Problem: The word "color" occurs in some of the lines below; copy each of those lines.

(Data entries)
* * *

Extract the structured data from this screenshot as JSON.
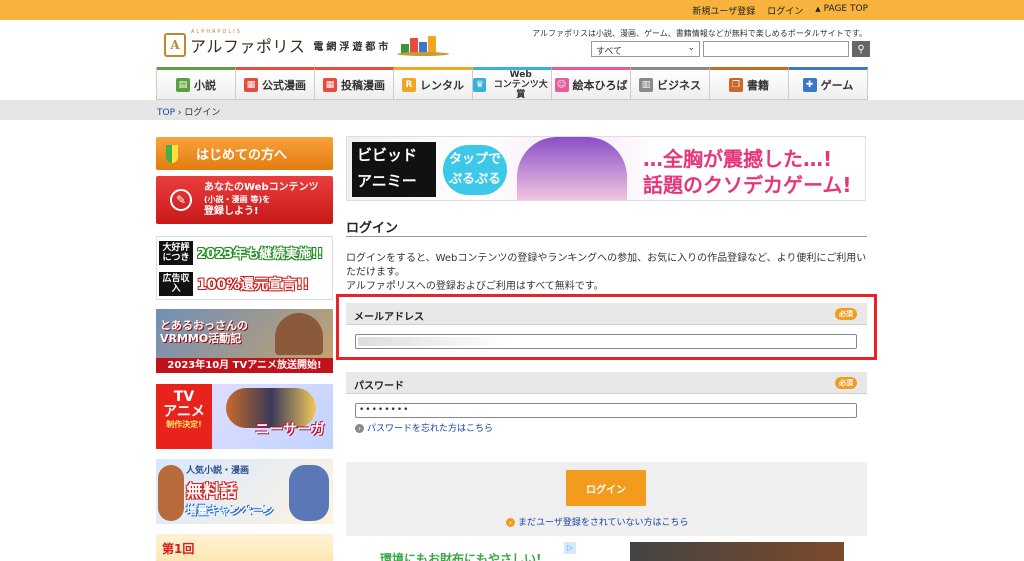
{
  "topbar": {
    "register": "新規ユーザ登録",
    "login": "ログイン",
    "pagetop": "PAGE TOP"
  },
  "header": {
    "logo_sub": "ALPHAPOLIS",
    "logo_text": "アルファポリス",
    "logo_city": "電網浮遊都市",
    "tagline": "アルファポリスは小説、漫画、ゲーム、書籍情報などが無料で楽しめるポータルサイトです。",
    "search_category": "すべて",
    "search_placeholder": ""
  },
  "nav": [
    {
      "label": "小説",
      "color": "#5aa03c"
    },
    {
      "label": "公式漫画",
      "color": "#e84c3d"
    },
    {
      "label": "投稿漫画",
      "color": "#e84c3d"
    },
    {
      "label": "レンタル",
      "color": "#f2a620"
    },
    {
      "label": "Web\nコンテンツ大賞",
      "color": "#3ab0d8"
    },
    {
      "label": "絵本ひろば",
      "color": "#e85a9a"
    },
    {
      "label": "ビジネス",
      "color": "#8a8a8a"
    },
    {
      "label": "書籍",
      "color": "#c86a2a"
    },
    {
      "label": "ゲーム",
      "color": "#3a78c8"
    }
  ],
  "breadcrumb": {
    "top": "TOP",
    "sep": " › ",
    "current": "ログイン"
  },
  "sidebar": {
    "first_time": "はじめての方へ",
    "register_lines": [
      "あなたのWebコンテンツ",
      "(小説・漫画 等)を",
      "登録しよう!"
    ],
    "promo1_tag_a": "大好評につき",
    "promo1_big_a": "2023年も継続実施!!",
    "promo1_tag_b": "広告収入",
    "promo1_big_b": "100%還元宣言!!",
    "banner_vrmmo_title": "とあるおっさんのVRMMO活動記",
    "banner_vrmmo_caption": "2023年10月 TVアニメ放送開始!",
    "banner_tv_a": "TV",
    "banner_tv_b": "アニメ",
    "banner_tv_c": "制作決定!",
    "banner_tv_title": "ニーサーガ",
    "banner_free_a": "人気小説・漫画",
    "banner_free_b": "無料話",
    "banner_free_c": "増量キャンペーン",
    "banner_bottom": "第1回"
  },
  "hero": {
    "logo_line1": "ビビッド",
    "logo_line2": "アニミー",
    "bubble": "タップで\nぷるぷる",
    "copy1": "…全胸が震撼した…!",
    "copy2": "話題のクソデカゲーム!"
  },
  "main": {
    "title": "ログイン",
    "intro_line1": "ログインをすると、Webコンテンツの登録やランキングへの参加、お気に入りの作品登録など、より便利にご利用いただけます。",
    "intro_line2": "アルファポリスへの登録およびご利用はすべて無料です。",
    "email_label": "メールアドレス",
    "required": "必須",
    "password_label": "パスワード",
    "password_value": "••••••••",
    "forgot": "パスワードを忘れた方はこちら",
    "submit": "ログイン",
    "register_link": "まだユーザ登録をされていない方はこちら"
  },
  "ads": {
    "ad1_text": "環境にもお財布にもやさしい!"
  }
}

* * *

Worked solution:
      "color": "#5aa03c"
      "color": "#e84c3d"
      "color": "#e84c3d"
      "color": "#f2a620"
      "color": "#3ab0d8"
      "color": "#e85a9a"
      "color": "#8a8a8a"
      "color": "#c86a2a"
      "color": "#3a78c8"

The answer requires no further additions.